What’s your favorite record to ever come out of Nashville?
Wow, that’s a minefield question right there. Dylan’s Nashville Skyline. Neil Young’s Harvest. I would have to pin it down to the Hank Williams Sr. recordings. I don’t know how you can top those songs. Dave Cobb is making great recordings in the modern era. Jason Isbell’s Southeastern in one of my favorite albums from the last decade. It’s a stunner.
Where’s the best place to eat late night after a show?
I don’t eat after shows anymore but back in the day I used to love going to the Heritage Café. The cooks were always these fascinating characters and funny to banter with. There were always a few folks trying to sober up and it was a great mix of interesting people. Everyone was loose. It was late. We were all in this little dive together waiting on our eggs and hash browns. It could have been a television series. They wouldn’t have even had to write anything. Just let the cameras roll.
The Bluebird calls and asks you to host an “In the Round.” Pick three local songwriters to join you.
Amanda Shires, Will Kimbrough and Jason Isbell.
What are your favorite music venues to play in town?

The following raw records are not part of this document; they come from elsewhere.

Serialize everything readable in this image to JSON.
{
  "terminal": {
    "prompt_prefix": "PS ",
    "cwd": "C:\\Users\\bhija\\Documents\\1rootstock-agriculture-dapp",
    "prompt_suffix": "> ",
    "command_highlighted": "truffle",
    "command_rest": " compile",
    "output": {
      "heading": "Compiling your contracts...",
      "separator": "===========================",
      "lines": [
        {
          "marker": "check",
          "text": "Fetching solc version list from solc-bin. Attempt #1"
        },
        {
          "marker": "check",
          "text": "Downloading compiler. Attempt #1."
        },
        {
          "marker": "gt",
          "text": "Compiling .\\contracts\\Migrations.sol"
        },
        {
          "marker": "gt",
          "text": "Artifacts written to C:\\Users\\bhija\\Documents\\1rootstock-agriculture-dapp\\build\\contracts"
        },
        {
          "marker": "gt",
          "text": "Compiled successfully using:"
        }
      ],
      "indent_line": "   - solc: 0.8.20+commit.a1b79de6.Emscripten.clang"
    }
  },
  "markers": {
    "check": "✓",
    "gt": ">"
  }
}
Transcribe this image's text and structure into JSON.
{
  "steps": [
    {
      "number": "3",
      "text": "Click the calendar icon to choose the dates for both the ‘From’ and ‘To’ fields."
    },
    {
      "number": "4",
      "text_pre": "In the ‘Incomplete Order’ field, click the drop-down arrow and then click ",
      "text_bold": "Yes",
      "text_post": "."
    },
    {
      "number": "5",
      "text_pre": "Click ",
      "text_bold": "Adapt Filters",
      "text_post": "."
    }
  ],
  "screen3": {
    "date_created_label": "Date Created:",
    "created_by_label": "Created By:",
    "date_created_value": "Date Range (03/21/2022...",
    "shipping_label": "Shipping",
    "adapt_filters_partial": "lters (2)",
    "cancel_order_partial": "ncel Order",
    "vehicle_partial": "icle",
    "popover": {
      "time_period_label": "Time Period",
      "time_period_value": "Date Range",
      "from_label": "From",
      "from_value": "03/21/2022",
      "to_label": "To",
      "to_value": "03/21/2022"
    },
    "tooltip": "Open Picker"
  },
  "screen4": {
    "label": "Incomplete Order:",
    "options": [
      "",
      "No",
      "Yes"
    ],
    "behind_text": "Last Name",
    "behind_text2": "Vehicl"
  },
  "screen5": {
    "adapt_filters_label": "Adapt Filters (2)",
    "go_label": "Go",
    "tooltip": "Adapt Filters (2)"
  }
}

I still love The Bluebird even though it is mostly filled with tourists these days. I love the history of the room and they were always very good to me there. When I first moved to town it was my school. I would go several times a week to the early show and sit in the same seat at the end of the bar. I also like The 5 Spot which is very loose and fun. The Basement East is great as well, though a bigger room so it’s a more tightly run ship there. The American Legion Post is very fun. There is always some disaster with the p.a. but it’s a place out of time and great fun to watch the regulars mix with the younger crowd. The p.a. always manages to fire up somehow – at least one speaker anyway.
Name a musician who you’d like to see move here?
I would have said Leonard Cohen a few years back. Now I would say Tom Waits. He’s such an original and yet he’s an alchemist. To have one conversation would be thrilling. We’d talk about car parts, poetry and bird feeders I’m guessing.
Finally, what’s in your musical future?
A truck load of work. I’m very prolific. People always ask me how I get so much writing done. A screenplay, the first draft of a novel, two books of poetry (God in His Slippers, Murmuration – Mezcalita Press), a book of short stories (Out Past the Wires – Working Title Farm Press) and three albums in the last three years. I always have the same answer: No wife, no kids, no pets. I love the work. My blue-collar background gave me a work ethic that has no “off” switch. Writing songs and books beats the hell out of hanging sheetrock. That I’m absolutely sure of.